(ANS – Rome) – Among the 45 missionaries attending the course there are some who will be taking part in the Project for Europe. One of them is Fr Lukasz Nawrat, originally from the Polish Province of Krakow, who after receiving the missionary mandate will leave again for Ireland where he already spent two years of practical training.
What are the greatest difficulties in taking your place in a cultural environment different from the one in which you grew up?
Thinking about my previous experience now seven years ago I remember that when my Provincial asked me if I wanted to go I was very happy to have this new experience ; also a Salesian confrere who had done his practical training there before me spoke very well about it. But I was also a little afraid because I was going to have to change the place, the language various things – the first thing that struck me was driving on the other side of the road! Then obviously there were the difficulties with the language, because although I already knew some English in the first weeks I could not manage to express everything I wanted to say. But with the confreres fitting in was easy, they welcomed me very freely, with affection and were pleased to have someone younger. We became friends and kept up contact when I went to Rome to study. Now I am very happy to be returning to that country which I already know.
How did you get in touch with the young people?
In Ireland I worked in the “Resource Centre” of the Secondary School in Celbridge, which deals with youngsters from difficult backgrounds. I began to help them with their studies, maths and the other things I could do to help.
I also worked with some young people who wanted to study the Word of God: we had meetings on Thursday evenings in the chapel, with prayer and discussions. Afterwards we went to the community for a cup of tea and a biscuit and spoke about daily life, the problems, the difficulties and also the daily joys.
Thanks to the community who supported me I was able to develop other talents, painting for example: for the main feast days in the school year I made posters for the Mass, pictures and various scenes that were placed at the entrance of the school with pictures of Don Bosco or other suitable symbols. I also used all the media I could in the classes – multimedia presentations, power-points… didn’t Don Bosco use the best printing machines available?
What would you add to or change in you missionary work once you are back in Ireland?

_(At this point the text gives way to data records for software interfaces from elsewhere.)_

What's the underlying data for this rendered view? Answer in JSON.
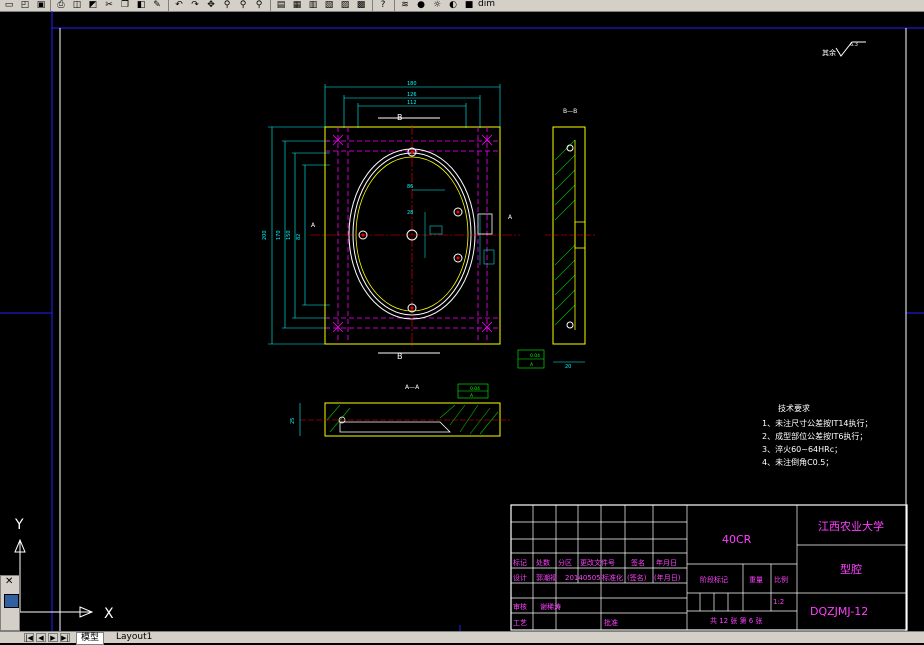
{
  "toolbar": {
    "layer_name": "dim",
    "icons": [
      "new-icon",
      "open-icon",
      "save-icon",
      "print-icon",
      "preview-icon",
      "publish-icon",
      "cut-icon",
      "copy-icon",
      "paste-icon",
      "match-icon",
      "undo-icon",
      "redo-icon",
      "pan-icon",
      "zoom-realtime-icon",
      "zoom-window-icon",
      "zoom-previous-icon",
      "properties-icon",
      "design-center-icon",
      "tool-palette-icon",
      "sheet-set-icon",
      "markup-icon",
      "calc-icon",
      "help-icon",
      "layer-icon",
      "light-icon",
      "freeze-icon",
      "lock-icon",
      "color-icon"
    ]
  },
  "drawing": {
    "roughness_note": "其余",
    "roughness_symbol": "6.3",
    "section_bb": "B—B",
    "section_aa": "A—A",
    "label_b_top": "B",
    "label_b_bottom": "B",
    "label_a_left": "A",
    "label_a_right": "A",
    "dims": {
      "top1": "180",
      "top2": "126",
      "top3": "112",
      "top4": "100",
      "left1": "200",
      "left2": "170",
      "left3": "150",
      "left4": "82",
      "left5": "62",
      "center1": "86",
      "center2": "28",
      "section_w": "20",
      "aa_h": "25"
    },
    "tolerance_bb": [
      "0.04",
      "A"
    ],
    "tolerance_aa": [
      "0.04",
      "A"
    ],
    "tech_title": "技术要求",
    "tech_items": [
      "1、未注尺寸公差按IT14执行；",
      "2、成型部位公差按IT6执行；",
      "3、淬火60~64HRc；",
      "4、未注倒角C0.5；"
    ]
  },
  "title_block": {
    "material": "40CR",
    "school": "江西农业大学",
    "part_name": "型腔",
    "drawing_no": "DQZJMJ-12",
    "scale": "1:2",
    "sheets": "共 12 张 第 6 张",
    "header_row": [
      "标记",
      "处数",
      "分区",
      "更改文件号",
      "签名",
      "年月日"
    ],
    "design_row": [
      "设计",
      "郭潮福",
      "20140505",
      "标准化",
      "(签名)",
      "(年月日)"
    ],
    "stage_label": "阶段标记",
    "weight_label": "重量",
    "scale_label": "比例",
    "review_label": "审核",
    "review_name": "谢稀涛",
    "process_label": "工艺",
    "approve_label": "批准"
  },
  "ucs": {
    "x": "X",
    "y": "Y"
  },
  "tabs": {
    "model": "模型",
    "layout1": "Layout1"
  },
  "colors": {
    "outline": "#ffff00",
    "dimension": "#00ffff",
    "center": "#ff0000",
    "hidden": "#ff00ff",
    "hatch": "#00c000",
    "annot": "#ffffff",
    "titleblock": "#ff40ff",
    "border": "#0000ff"
  }
}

After the missionary commission I am going to Pallaskenry, near Limerick, where we have a Secondary School and an Agricultural Institute. The first thing I want to do is to get to know the people: it is important to immediately make good contacts with the teaching staff and then with the youngsters. Then to form some sort of mixed group with the youngsters, teachers and Salesians to renew the Salesian spirit in the school given that for some years now there has not been a Salesian working full time in the Institute This is the challenge for me and for all the Salesians who are working in Ireland: to transmit our charism to the lay people, since I believe that the message is spread better when it passes from the young to other young people.